The task> Wherever the word "Doadores" shows up in the data, report the line it sits in.

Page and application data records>

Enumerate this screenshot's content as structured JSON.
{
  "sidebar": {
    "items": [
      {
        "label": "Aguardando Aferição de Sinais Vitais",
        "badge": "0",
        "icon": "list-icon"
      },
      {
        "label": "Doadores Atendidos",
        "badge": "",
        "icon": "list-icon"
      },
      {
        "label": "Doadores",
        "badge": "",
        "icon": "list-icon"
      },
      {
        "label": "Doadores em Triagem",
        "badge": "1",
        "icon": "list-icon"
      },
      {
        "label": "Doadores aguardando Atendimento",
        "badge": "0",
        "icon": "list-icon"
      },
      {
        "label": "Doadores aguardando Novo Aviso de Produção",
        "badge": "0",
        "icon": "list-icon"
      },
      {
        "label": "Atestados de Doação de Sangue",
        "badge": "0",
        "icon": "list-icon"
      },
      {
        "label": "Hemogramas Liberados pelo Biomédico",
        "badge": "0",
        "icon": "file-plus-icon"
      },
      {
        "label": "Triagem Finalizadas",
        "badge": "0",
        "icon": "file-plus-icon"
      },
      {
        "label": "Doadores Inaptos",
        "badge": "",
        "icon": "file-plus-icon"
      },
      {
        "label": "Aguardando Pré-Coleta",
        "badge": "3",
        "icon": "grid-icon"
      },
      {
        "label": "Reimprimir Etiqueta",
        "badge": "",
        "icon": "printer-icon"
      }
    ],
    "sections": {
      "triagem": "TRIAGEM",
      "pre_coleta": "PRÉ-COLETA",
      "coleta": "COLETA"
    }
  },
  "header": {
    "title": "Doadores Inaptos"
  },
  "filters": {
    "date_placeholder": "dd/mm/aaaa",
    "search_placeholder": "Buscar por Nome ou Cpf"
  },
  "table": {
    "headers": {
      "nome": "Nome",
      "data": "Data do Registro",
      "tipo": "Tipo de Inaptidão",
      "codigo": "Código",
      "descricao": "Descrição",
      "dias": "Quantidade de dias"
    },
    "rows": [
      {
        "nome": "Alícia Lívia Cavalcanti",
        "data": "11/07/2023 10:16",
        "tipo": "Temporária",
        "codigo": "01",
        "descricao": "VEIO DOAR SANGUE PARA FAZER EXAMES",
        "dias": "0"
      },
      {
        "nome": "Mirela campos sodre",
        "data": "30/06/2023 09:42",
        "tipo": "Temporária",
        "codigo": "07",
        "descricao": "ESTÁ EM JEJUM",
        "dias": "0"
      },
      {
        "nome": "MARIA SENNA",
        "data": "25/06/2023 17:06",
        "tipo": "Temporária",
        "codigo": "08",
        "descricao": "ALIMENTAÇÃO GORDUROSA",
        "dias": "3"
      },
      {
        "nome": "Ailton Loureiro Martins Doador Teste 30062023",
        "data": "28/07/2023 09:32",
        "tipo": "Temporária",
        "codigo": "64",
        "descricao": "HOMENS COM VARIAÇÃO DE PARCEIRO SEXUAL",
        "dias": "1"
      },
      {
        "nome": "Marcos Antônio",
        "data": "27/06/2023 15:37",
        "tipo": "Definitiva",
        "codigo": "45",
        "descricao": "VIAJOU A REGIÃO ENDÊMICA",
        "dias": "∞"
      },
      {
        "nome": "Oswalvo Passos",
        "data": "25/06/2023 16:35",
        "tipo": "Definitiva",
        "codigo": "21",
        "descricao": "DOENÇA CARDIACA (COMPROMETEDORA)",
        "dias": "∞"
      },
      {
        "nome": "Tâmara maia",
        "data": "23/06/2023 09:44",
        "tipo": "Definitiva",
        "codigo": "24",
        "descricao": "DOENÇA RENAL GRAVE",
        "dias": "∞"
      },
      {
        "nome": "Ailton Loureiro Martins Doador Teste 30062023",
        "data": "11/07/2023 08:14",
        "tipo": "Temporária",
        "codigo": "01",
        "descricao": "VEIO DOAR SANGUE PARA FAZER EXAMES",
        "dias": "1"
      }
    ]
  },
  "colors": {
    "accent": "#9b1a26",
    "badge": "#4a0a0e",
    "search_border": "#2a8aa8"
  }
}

Reply to the task>
        "label": "Doadores Atendidos",
        "label": "Doadores",
        "label": "Doadores em Triagem",
        "label": "Doadores aguardando Atendimento",
        "label": "Doadores aguardando Novo Aviso de Produção",
        "label": "Doadores Inaptos",
    "title": "Doadores Inaptos"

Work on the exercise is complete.